Calls for public inquiry as residents and businesses are still not allowed to enter Glasgow School of Art exclusion zone Two months on from fire that devastated the school’s Mackintosh building a number of properties remain inaccessible, with the current work to stabilise the building is scheduled to finish in around five weeks.
Tom Inns, the school’s director, has told the Guardian that he hopes the security cordon, imposed by Glasgow city council building control, will be reduced in a fortnight.
Gill Hutchison, owner of Biggars music store, has responded by saying that she has lost at around £120,000 in business and relocation costs since the fire. She commented: “The feeling emerging among the businesses is that the cordon is no longer about public safety but to allow high-access equipment to move freely. We’re feeling very low. It’s tortuous for people.”
Paul Evangelista, who owns Absolut Hair and Beauty, added that although the Scottish government has offered a £5m fund to help the effected businesses “most insurers will simply knock it off their final payout.”
Adrian Nairn, representing the Garnethill Displaced Residents Group, said that an inquiry needs to take place, not only into how the fire started but also the subsequent ‘crisis management’ of the situation. He also questioned the legality of the cordon itself.
Nairn commented: “Imagine being told to leave your home in the clothes you’re standing up in, in the middle of the night, and not come back for eight weeks, bearing in mind that you might need medication or hearing aids that you’ve left behind in the rush, or that you might be going on holiday because it’s the summer, and need your passports.”
British Museum returns looted artifacts to Iraq The works were seized by authorities more than 15 years ago from a local dealer, but were only given to the British Museum for analysis and identification earlier this year. The eight objects are originally from the archaeological site of Girsu, which is a Sumerian city in Tello in southern Iraq.
As ArtForum reports, Salih Husain Ali, Iraq’s ambassador to Britain, said: “Such collaboration between Iraq and the United Kingdom is vital for the preservation and the protection of the Iraqi heritage. In Iraq we aspire to the global cooperation to protect the heritage of Iraq and to restore its looted objects.”
Palestinian cultural centre destroyed in airstrikes The al-Meshal Foundation in the Gaza Strip, which was one of the few cultural centres in the region Palestine, has been destroyed during a series of airstrikes by Israeli military forces. The five-story building, which housed a theatre, library, Egyptian community centre, plus offices for several cultural organisations.
The Israeli Defence Forces said the building was targeted because it was allegedly being used as a headquarters for Hamas. However, the artists and creatives that worked there have vehemently denied this.

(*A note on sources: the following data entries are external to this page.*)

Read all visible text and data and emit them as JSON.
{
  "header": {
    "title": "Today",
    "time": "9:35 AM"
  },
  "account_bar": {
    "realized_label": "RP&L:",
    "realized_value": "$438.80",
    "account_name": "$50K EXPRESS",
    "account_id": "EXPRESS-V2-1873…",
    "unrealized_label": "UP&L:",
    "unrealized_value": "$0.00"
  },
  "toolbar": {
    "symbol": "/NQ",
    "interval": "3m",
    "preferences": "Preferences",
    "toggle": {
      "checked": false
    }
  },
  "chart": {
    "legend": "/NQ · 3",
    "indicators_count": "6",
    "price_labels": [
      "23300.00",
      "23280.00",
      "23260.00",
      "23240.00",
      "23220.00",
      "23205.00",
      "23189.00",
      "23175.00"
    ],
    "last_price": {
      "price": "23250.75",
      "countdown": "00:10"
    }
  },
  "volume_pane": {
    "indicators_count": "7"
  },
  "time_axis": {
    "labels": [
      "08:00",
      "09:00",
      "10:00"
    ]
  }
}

In an interview with Middle East Eye, poet Hanin al-Holy said: “They only targeted the building because they insist on destroying anything that brings life to the Gaza population. Al-Meshal centre was a symbol of culture, something that reinforced our Palestinian identity. They targeted it because art is, too, a form of resistance.”
Theatre director Idrees Taleb added: “Israel says its forces targeted the building because part of it was used by Hamas. But I have been there for more than eight years, there has never been anything related to any political party. Not in the past, and not recently.”
Egyptian curators denied UK visas to attend conference entitled ‘Breaking Barriers’ The UK Home Office rejected requests for visas from the curators to attend the event in Swansea, despite them having received grants from the International Council of Museums to attend. The grants were designed to cover flights, accommodation, and living expenses while in the UK. Despite this, immigration officials cited low income as the reason for the rejection.
One of the curators, Abdelrahman Othman, is an award-winning curator at the National Museum of Egyptian Civilisation and an employee at the Egyptian government’s Ministry of Antiquities. He told the Museums Association’s Museum Journal: “I didn’t see a reason to refuse it. I have a family in Egypt, I’m a PhD candidate and a government employee, and I have a good travel history.”
Women in the arts in Argentina protest rejection of Senate bill to legalise abortion Members of Nosotras Proponemos (We Propose), a feminist collective of women in arts professions in Argentina, participated in demonstrations supporting the bill that were attended by over 1m people across the country on 8 August.
The group includes artists Silvia Gurfein, Karina Granieri, Karina Peisajovich, Estefania Papescu, Jimena Fuertes, Lujan Funes and Laura Bilbao.
In a statement, Nosotras Proponemos said: “We are appalled. The negative vote is demonstrative of the influence of the Catholic Church and patriarchal nature in and of our country.”
However, the group said it is optimistic that change can be brought about. “It is clear that we have come out of the darkness. We are here, present, audible and visible, as was clear from the more than a million supporters on the streets yesterday all over the country.”
1. Work continues on the north east corner of the Mackintosh Building. Courtesy: Glasgow School of Art